Daily Archives: September 7, 2011

Innovation in Sourcing

Today’s guest post is from Chetan Raniga, who is General Manager, Americas at Trade Extensions.

As someone who’s been in the strategic sourcing field for over ten years as a consultant and product manager, it’s been interesting to see the rapid evolution of sourcing solutions over the past few years. Leading solution companies now realize that users need solutions that feel familiar; that’s why Excel integration is common among leaders in the supply management arena. It’s the same reason Coupa has screens that almost mirror Amazon.com — providing an interface and workflow that’s both familiar and intuitive. Another example is the use of dashboards — the charts and alerts in Trade Extensions remind users of Mint.com, a popular personal finance site, though they show vastly different types of data!

Here are some other changes for the better:

Collaboration and Workflow:
The sourcing solutions of the past were extremely tactical (e.g., automating the process of running an RFQ or auction for a specific category), and therefore, didn’t give buyers the ability to share ideas, exchange documents, and view the real-time status of their sourcing initiatives. Now, platforms provide robust project management capabilities with Gantt charting, custom workflows (e.g., only have new suppliers go through the qualification step), document sharing, and Skype-like chat features. A buyer can see exactly which suppliers, team members, and stakeholders are online, and instantly communicate with them. Audit trail and logging capabilities have also gotten stronger, which is important for the confidence of both buyers and suppliers in using these platforms. Multiple teams are now using these platforms to share data. For example, a Direct Materials sourcing group can incorporate freight pricing from a tender conducted by the Logistics team. The group can use the platform to determine which items will use the suppliers’ freight (delivered pricing) and which will use the 3rd party carriers’ freight (FOB plus freight).

Systems of the past didn’t provide the flexibility that we have today in collecting inputs. Labels such as ‘Price per Unit’ would be hard-coded or the cost formula would only support a limited number of operators and functions. Data entry was also cumbersome and error-prone since it involved either manually entering or copying-and-pasting vast amounts of data. Today’s solutions integrate with Excel, so that existing data and formulas can be easily leveraged. For example, item, demand, and cost component data stored on separate Excel spreadsheets can be uploaded with one click. Even better, some solutions allow users the ability to customize the supplier’s bid form. This is critical to change management since companies can continue to use their existing bid forms in the bid gathering phase but obtain the decision support and reporting benefits in the analysis phase. These improvements have led to even shorter RFQ/P creation times.

It’s also now possible to run auctions with optimization (a step forward in utility from the original concept of reverse auctions), and to run RFQ/Ps with feedback — blurring the line between RFQs and auctions but also going further by providing custom feedback (e.g., a custom message of “Not Competitive” is shown when the bid is x% greater than the median price).

Usability in the Analysis Stage:

The one sourcing area that has lagged in adoption has been the use of optimization (which the doctor has defined as the application of one or more rigorous analytical techniques to a well-defined model to generate the absolute best decision from a multitude of possible alternatives in a rigorous, repeatable, and provable fashion). It sounds complicated, and in the past it really was.
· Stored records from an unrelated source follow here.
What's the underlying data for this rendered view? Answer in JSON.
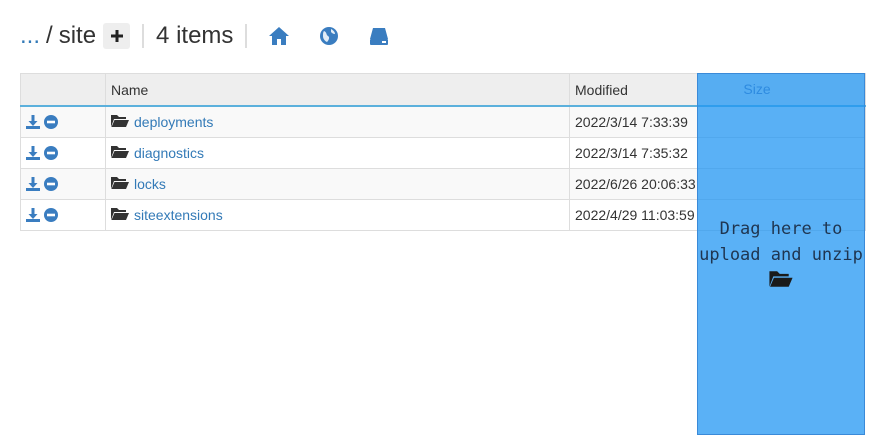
{
  "breadcrumb": {
    "ellipsis": "...",
    "separator": "/",
    "current": "site"
  },
  "item_count": "4 items",
  "nav": {
    "icons": [
      "home-icon",
      "globe-icon",
      "drive-icon"
    ]
  },
  "table": {
    "headers": {
      "name": "Name",
      "modified": "Modified",
      "size": "Size"
    },
    "rows": [
      {
        "name": "deployments",
        "modified": "2022/3/14 7:33:39"
      },
      {
        "name": "diagnostics",
        "modified": "2022/3/14 7:35:32"
      },
      {
        "name": "locks",
        "modified": "2022/6/26 20:06:33"
      },
      {
        "name": "siteextensions",
        "modified": "2022/4/29 11:03:59"
      }
    ]
  },
  "dropzone": {
    "text": "Drag here to\nupload and unzip"
  },
  "colors": {
    "link": "#337ab7",
    "icon": "#3a7dc0",
    "dropzone": "#5aaefb",
    "header_underline": "#5bb0dc"
  }
}
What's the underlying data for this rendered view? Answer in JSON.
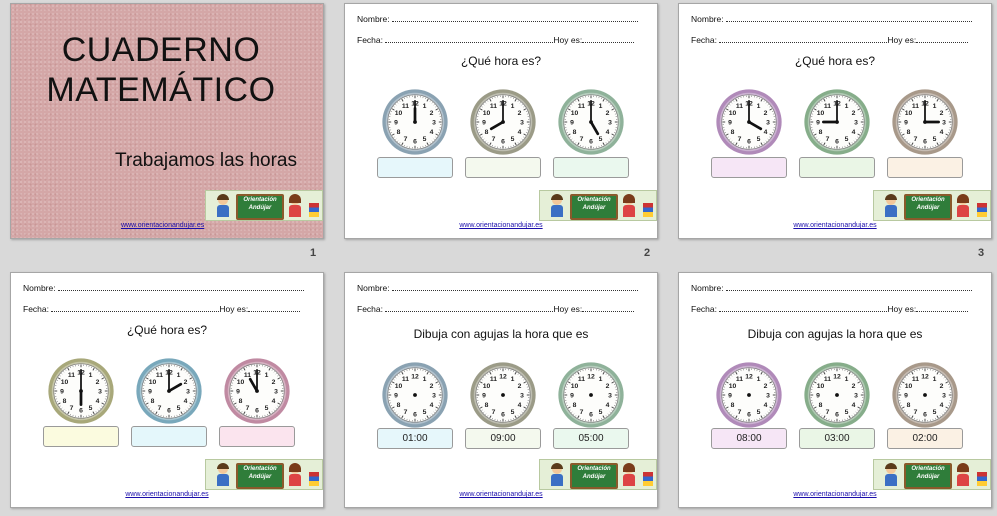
{
  "slide_numbers": [
    "1",
    "2",
    "3",
    "",
    "",
    ""
  ],
  "cover": {
    "title_line1": "CUADERNO",
    "title_line2": "MATEMÁTICO",
    "subtitle": "Trabajamos las horas"
  },
  "worksheet": {
    "name_label": "Nombre:",
    "date_label": "Fecha:",
    "today_label": "Hoy es:",
    "banner_text": "Orientación Andújar",
    "link": "www.orientacionandujar.es"
  },
  "slides": [
    {
      "title": "¿Qué hora es?",
      "clocks": [
        {
          "hour": 12,
          "minute": 0,
          "hands": true,
          "frame": "#8aa2b2",
          "box_color": "#e6f7fb",
          "box_label": ""
        },
        {
          "hour": 8,
          "minute": 0,
          "hands": true,
          "frame": "#9b9b87",
          "box_color": "#f4f9ee",
          "box_label": ""
        },
        {
          "hour": 5,
          "minute": 0,
          "hands": true,
          "frame": "#8fb29a",
          "box_color": "#eaf8ee",
          "box_label": ""
        }
      ]
    },
    {
      "title": "¿Qué hora es?",
      "clocks": [
        {
          "hour": 4,
          "minute": 0,
          "hands": true,
          "frame": "#b08ab9",
          "box_color": "#f6e6f6",
          "box_label": ""
        },
        {
          "hour": 9,
          "minute": 0,
          "hands": true,
          "frame": "#86ad8a",
          "box_color": "#eaf6e6",
          "box_label": ""
        },
        {
          "hour": 3,
          "minute": 0,
          "hands": true,
          "frame": "#a8998a",
          "box_color": "#fbf1e4",
          "box_label": ""
        }
      ]
    },
    {
      "title": "¿Qué hora es?",
      "clocks": [
        {
          "hour": 6,
          "minute": 0,
          "hands": true,
          "frame": "#a8a87a",
          "box_color": "#fbfbdf",
          "box_label": ""
        },
        {
          "hour": 2,
          "minute": 0,
          "hands": true,
          "frame": "#79a8bb",
          "box_color": "#e4f7fb",
          "box_label": ""
        },
        {
          "hour": 11,
          "minute": 0,
          "hands": true,
          "frame": "#c08aa2",
          "box_color": "#fbe4ee",
          "box_label": ""
        }
      ]
    },
    {
      "title": "Dibuja con agujas la hora que es",
      "clocks": [
        {
          "hands": false,
          "frame": "#8aa2b2",
          "box_color": "#e6f7fb",
          "box_label": "01:00"
        },
        {
          "hands": false,
          "frame": "#9b9b87",
          "box_color": "#f4f9ee",
          "box_label": "09:00"
        },
        {
          "hands": false,
          "frame": "#8fb29a",
          "box_color": "#eaf8ee",
          "box_label": "05:00"
        }
      ]
    },
    {
      "title": "Dibuja con agujas la hora que es",
      "clocks": [
        {
          "hands": false,
          "frame": "#b08ab9",
          "box_color": "#f6e6f6",
          "box_label": "08:00"
        },
        {
          "hands": false,
          "frame": "#86ad8a",
          "box_color": "#eaf6e6",
          "box_label": "03:00"
        },
        {
          "hands": false,
          "frame": "#a8998a",
          "box_color": "#fbf1e4",
          "box_label": "02:00"
        }
      ]
    }
  ]
}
For example, if a customer wanted to see what the result would be if all the business went to incumbents at their current proportions, then she’d have to create a rule limiting allocation for each item and affected supplier. That’s painstaking when you have a couple of hundred items — but most projects had thousands of items! Nowadays, in a modern optimization solution (which include the solutions by Trade Extensions and BravoSolution), the buyer just selects one rule, written in plain English (as shown below).
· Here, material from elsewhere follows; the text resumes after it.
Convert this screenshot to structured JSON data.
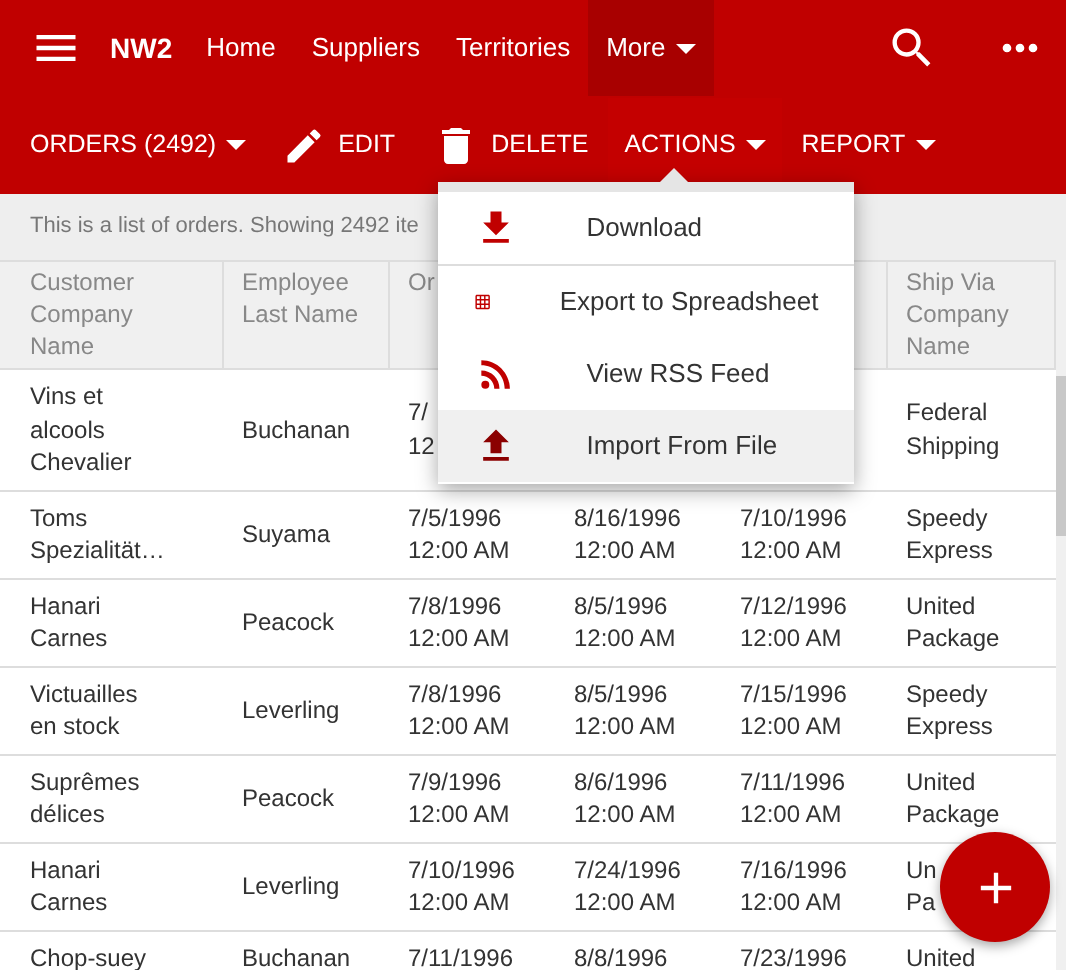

Even better, new platforms allow buyers the ability to create rules in Excel and then upload them. In the example below, the buyer is setting limits by plant and supplier simply by completing a table.
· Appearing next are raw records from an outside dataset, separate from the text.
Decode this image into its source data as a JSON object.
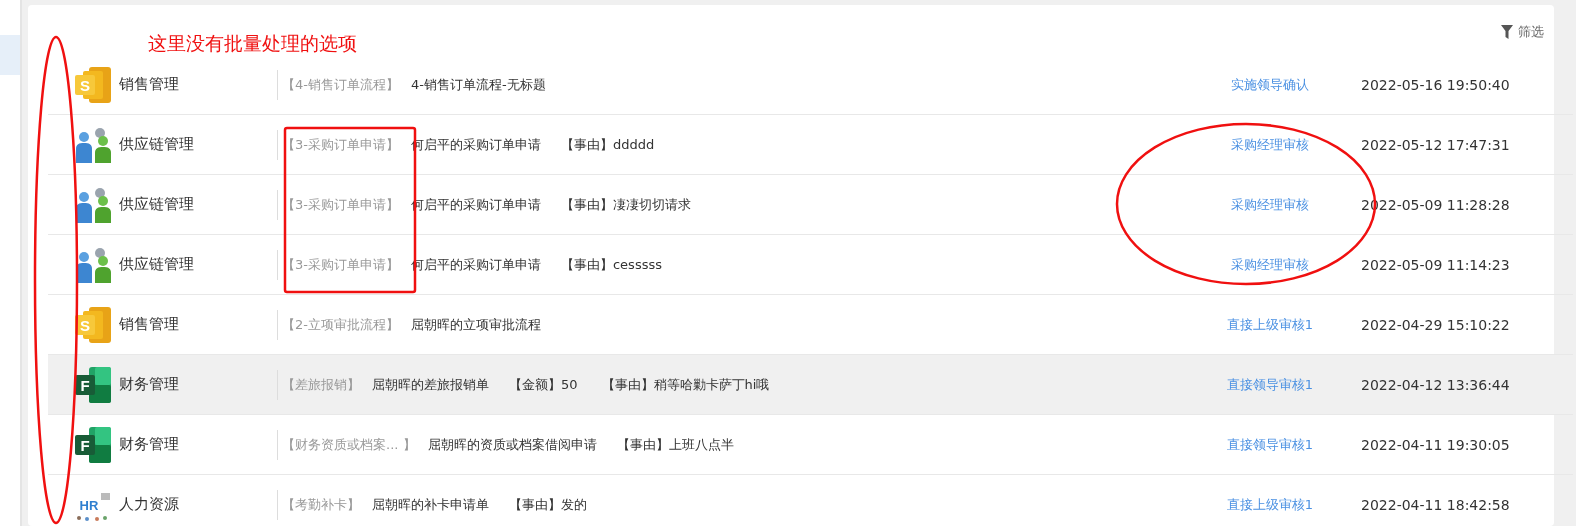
{
  "toolbar": {
    "filter_label": "筛选"
  },
  "annotation": {
    "note": "这里没有批量处理的选项"
  },
  "rows": [
    {
      "kind": "sales",
      "icon_letter": "S",
      "app": "销售管理",
      "tag": "【4-销售订单流程】",
      "title": "4-销售订单流程-无标题",
      "extras": [],
      "status": "实施领导确认",
      "date": "2022-05-16 19:50:40",
      "highlighted": false
    },
    {
      "kind": "supply",
      "app": "供应链管理",
      "tag": "【3-采购订单申请】",
      "title": "何启平的采购订单申请",
      "extras": [
        "【事由】ddddd"
      ],
      "status": "采购经理审核",
      "date": "2022-05-12 17:47:31",
      "highlighted": false
    },
    {
      "kind": "supply",
      "app": "供应链管理",
      "tag": "【3-采购订单申请】",
      "title": "何启平的采购订单申请",
      "extras": [
        "【事由】凄凄切切请求"
      ],
      "status": "采购经理审核",
      "date": "2022-05-09 11:28:28",
      "highlighted": false
    },
    {
      "kind": "supply",
      "app": "供应链管理",
      "tag": "【3-采购订单申请】",
      "title": "何启平的采购订单申请",
      "extras": [
        "【事由】cesssss"
      ],
      "status": "采购经理审核",
      "date": "2022-05-09 11:14:23",
      "highlighted": false
    },
    {
      "kind": "sales",
      "icon_letter": "S",
      "app": "销售管理",
      "tag": "【2-立项审批流程】",
      "title": "屈朝晖的立项审批流程",
      "extras": [],
      "status": "直接上级审核1",
      "date": "2022-04-29 15:10:22",
      "highlighted": false
    },
    {
      "kind": "finance",
      "icon_letter": "F",
      "app": "财务管理",
      "tag": "【差旅报销】",
      "title": "屈朝晖的差旅报销单",
      "extras": [
        "【金额】50",
        "【事由】稍等哈勦卡萨丁hi哦"
      ],
      "status": "直接领导审核1",
      "date": "2022-04-12 13:36:44",
      "highlighted": true
    },
    {
      "kind": "finance",
      "icon_letter": "F",
      "app": "财务管理",
      "tag": "【财务资质或档案... 】",
      "title": "屈朝晖的资质或档案借阅申请",
      "extras": [
        "【事由】上班八点半"
      ],
      "status": "直接领导审核1",
      "date": "2022-04-11 19:30:05",
      "highlighted": false
    },
    {
      "kind": "hr",
      "icon_letter": "HR",
      "app": "人力资源",
      "tag": "【考勤补卡】",
      "title": "屈朝晖的补卡申请单",
      "extras": [
        "【事由】发的"
      ],
      "status": "直接上级审核1",
      "date": "2022-04-11 18:42:58",
      "highlighted": false
    }
  ]
}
The solutions of the past didn’t offer much in terms of reporting. Most had a couple of pre-defined reports that exported to Excel. Buyers had to spend additional time modifying the reports — even changing labels and creating pivot tables — before they could present the results to their peers and managers.

Solutions today have made major strides in this area. Leading spend analysis tools (which include BIQ as well as Trade Extensions) allow users to create custom reports that can be saved as templates and re-used. The ability to choose specific dimensions (rows), columns (facts), and other information means that users no longer have to go outside the system for further manipulation. Some tools even allow the ability to drill-down/up on data (e.g., view allocation data by country first, then by region, then by state, and finally by city/plant).

We have heard buyers comment that their analysis time is shortened by three-and-a-half (3.5) weeks on average by using the new decision support and reporting capabilities mentioned above.

Thanks, Chetan!